Description of the task: A single number is needed: how many lines of the data below contain "Trees".

--- START ---

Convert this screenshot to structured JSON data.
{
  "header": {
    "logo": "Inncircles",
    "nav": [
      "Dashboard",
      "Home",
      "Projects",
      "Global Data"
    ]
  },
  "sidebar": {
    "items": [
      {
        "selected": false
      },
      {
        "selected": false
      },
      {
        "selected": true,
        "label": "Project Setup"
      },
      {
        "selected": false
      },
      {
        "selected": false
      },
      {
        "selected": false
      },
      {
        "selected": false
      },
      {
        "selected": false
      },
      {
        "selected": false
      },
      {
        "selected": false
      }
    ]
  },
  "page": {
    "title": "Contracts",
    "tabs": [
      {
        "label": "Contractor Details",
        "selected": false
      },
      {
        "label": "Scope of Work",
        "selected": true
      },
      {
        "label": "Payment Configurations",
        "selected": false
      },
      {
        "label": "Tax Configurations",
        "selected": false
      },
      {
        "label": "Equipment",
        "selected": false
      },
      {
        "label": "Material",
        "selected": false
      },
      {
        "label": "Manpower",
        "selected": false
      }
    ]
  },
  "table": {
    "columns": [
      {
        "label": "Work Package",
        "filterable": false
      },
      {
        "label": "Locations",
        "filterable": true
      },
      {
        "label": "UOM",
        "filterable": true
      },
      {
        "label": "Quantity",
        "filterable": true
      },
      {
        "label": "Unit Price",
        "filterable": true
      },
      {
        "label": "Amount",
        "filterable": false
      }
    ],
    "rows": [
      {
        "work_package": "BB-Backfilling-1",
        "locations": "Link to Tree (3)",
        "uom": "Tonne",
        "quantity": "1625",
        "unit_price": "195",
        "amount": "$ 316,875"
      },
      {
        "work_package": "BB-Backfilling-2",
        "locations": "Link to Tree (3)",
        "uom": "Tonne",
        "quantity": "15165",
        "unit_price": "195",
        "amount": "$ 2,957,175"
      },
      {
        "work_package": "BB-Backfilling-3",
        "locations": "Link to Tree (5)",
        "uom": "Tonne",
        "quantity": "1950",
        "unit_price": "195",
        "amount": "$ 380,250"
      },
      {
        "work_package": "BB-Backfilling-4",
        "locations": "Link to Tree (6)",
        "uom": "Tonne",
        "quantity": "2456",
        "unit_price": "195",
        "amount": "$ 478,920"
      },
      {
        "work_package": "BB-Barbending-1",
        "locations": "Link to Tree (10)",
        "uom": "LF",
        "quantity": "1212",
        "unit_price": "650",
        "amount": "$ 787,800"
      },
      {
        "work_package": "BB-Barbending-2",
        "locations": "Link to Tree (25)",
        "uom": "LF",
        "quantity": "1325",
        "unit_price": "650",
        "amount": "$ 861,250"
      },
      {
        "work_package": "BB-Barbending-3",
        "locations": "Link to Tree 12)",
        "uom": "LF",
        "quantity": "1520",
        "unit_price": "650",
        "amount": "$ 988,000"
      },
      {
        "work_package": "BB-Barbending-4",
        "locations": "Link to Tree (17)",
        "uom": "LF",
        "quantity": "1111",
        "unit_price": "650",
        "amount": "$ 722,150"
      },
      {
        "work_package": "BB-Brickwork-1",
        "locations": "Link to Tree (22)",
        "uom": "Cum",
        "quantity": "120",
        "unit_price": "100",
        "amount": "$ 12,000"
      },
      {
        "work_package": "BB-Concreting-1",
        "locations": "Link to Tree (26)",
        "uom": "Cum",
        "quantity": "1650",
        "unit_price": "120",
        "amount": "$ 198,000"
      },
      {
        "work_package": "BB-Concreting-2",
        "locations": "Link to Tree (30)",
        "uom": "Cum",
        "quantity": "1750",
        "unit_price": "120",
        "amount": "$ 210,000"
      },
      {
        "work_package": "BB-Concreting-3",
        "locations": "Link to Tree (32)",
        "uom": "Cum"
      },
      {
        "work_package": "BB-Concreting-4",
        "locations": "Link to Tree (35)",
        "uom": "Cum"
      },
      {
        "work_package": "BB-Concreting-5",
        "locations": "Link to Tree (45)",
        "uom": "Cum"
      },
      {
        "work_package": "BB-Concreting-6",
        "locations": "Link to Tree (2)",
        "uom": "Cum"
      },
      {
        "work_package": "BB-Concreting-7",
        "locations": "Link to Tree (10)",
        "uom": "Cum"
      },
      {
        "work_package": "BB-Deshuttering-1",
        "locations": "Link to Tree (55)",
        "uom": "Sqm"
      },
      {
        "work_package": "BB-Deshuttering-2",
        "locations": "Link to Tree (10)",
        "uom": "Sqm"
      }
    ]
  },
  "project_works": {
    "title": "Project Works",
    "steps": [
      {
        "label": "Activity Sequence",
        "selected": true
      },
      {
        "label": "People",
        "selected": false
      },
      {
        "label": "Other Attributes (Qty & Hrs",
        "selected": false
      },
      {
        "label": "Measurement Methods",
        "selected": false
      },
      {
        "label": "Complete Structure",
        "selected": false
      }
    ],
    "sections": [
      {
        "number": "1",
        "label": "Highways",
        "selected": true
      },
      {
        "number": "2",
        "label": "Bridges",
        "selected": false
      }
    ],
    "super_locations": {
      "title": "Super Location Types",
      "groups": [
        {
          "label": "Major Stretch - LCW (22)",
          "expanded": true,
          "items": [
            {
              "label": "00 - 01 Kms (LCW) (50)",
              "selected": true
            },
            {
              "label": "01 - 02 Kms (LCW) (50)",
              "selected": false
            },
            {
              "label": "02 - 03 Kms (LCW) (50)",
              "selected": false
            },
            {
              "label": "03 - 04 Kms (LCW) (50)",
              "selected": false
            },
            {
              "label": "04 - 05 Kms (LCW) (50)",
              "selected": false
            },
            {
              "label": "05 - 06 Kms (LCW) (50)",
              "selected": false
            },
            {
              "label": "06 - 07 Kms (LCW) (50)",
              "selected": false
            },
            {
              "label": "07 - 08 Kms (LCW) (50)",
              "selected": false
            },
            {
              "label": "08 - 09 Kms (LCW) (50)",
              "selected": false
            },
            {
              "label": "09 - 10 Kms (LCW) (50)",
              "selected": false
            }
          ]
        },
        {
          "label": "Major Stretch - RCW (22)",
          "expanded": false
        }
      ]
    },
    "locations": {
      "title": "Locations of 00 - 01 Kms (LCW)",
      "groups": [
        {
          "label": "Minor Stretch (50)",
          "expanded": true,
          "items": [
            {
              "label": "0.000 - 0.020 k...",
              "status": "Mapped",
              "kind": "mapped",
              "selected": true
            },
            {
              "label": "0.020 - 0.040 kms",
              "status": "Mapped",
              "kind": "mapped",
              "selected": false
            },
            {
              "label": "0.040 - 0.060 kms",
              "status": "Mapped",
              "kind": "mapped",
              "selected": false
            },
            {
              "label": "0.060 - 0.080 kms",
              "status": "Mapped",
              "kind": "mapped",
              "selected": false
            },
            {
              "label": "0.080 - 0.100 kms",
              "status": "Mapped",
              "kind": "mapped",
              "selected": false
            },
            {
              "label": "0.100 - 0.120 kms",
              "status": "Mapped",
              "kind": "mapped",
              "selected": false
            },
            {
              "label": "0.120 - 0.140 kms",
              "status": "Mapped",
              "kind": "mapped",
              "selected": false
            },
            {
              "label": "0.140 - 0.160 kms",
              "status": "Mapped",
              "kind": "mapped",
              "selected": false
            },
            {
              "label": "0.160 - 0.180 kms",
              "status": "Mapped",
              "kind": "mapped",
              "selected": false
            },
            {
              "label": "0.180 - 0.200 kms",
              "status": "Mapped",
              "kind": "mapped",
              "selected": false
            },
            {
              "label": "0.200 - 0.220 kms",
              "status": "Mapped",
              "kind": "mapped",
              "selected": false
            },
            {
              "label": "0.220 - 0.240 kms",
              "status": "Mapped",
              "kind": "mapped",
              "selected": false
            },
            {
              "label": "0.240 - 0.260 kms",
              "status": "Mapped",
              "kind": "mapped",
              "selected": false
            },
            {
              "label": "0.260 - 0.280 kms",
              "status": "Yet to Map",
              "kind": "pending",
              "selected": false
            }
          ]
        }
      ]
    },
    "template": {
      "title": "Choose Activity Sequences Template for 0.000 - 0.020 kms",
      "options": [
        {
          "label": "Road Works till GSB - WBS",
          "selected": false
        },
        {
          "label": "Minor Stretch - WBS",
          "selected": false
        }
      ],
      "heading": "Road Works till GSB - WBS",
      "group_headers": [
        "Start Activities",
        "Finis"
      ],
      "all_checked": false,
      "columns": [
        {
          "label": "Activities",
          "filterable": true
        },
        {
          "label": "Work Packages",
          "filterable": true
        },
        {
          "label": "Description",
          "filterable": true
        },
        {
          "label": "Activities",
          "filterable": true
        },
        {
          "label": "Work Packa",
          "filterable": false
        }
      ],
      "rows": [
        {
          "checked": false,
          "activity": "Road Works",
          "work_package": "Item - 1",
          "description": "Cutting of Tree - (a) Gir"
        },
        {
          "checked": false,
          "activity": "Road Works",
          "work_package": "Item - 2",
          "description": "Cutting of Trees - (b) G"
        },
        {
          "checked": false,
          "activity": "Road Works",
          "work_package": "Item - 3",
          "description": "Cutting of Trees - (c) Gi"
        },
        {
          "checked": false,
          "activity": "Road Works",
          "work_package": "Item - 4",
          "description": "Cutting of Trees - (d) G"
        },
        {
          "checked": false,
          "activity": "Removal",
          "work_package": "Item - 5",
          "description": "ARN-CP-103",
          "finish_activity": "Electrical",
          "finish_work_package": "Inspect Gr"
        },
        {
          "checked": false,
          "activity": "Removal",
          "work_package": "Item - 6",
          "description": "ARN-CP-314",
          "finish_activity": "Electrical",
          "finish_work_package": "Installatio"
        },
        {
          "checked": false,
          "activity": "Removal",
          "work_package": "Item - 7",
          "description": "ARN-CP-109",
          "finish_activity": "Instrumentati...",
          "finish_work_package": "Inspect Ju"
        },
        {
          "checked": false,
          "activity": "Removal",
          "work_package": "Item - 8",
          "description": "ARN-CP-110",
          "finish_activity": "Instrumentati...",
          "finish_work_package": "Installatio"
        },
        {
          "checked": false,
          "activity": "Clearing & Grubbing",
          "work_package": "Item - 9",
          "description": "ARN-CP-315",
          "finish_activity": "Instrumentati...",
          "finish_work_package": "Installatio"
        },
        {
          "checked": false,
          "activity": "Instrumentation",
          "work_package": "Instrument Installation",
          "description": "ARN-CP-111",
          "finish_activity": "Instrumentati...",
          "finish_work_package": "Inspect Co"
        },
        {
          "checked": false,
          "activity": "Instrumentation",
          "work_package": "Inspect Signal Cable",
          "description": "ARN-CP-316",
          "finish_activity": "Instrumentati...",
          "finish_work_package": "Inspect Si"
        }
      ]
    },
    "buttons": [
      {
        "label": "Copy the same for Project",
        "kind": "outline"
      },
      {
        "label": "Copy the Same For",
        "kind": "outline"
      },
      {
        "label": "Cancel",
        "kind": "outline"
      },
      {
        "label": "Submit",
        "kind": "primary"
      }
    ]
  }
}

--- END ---

Answer section: 3